PARIS — A 15th-century book of the Torah sold for a record $3.87 million at an auction in Paris.
Christie’s, which organized last week’s auction, listed the buyer as “anonymous” and said the sale broke the mark for the most expensive Hebrew-language book. Three buyers attempted to outbid each other over the telephone, the news website actualitte.com reported May 1.
The book was printed in Hebrew in Bologna in January, 1482, according to Christie’s.
“The volume represents the very first appearance in print of all five books of the Pentateuch as well as the first to which vocalization and cantillation marks have been added,” the Christie’s website said.
Prior to the auction, Christie’s estimated the item’s worth at up to 1.5 million euros, or $2.08 million.
The back of the copy bears the signature of three 16th- and 17th-century censors testifying to its presence in an Italian library until at least the mid-17th century, according to Christie’s.
“Over the last hundred years only two copies of this rare edition have come to auction: the first in 1970, printed on vellum and complete, the second in 1998, printed on paper and missing eight pages,” Christie’s added in a news release before the sale.
The copy sold last week was printed on vellum and is complete, apart from the rear free-end paper, and is “in exceptionally fresh condition,” the auction house said.
In 2012, the Paris office of Christie’s sold a 15th-century machzor, or Jewish High Holidays prayer book, for $2.41 million.

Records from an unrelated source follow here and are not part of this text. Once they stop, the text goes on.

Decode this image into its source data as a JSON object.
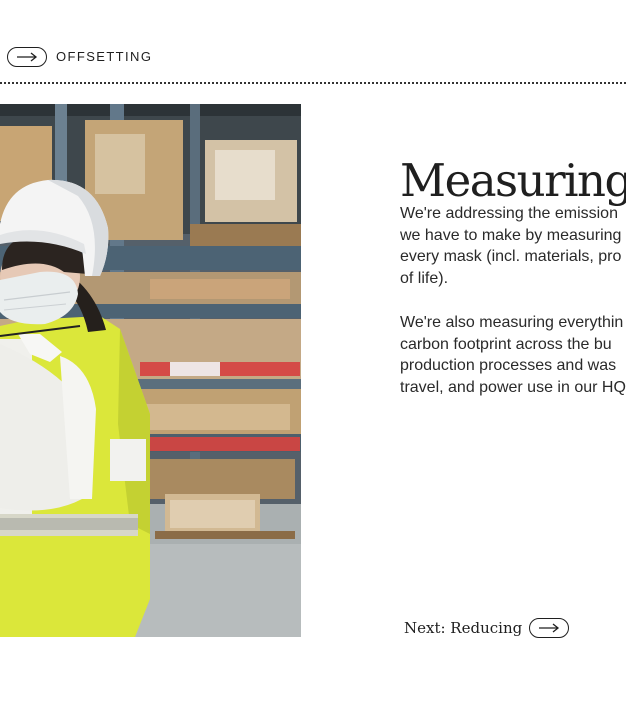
{
  "section": {
    "label": "OFFSETTING",
    "arrow_icon": "arrow-right-icon"
  },
  "hero_image": {
    "subject": "worker-in-warehouse",
    "colors": {
      "vest": "#d6ea3b",
      "helmet": "#f2f2f2",
      "shelving": "#3d4a52",
      "boxes": "#c9a77a"
    }
  },
  "content": {
    "headline": "Measuring",
    "paragraph1_lines": [
      "We're addressing the emission",
      "we have to make by measuring",
      "every mask (incl. materials, pro",
      "of life)."
    ],
    "paragraph2_lines": [
      "We're also measuring everythin",
      "carbon footprint across the bu",
      "production processes and was",
      "travel, and power use in our HQ"
    ]
  },
  "next": {
    "label": "Next: Reducing",
    "arrow_icon": "arrow-right-icon"
  }
}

It was created in Florence, Italy, and richly embellished with intricate designs.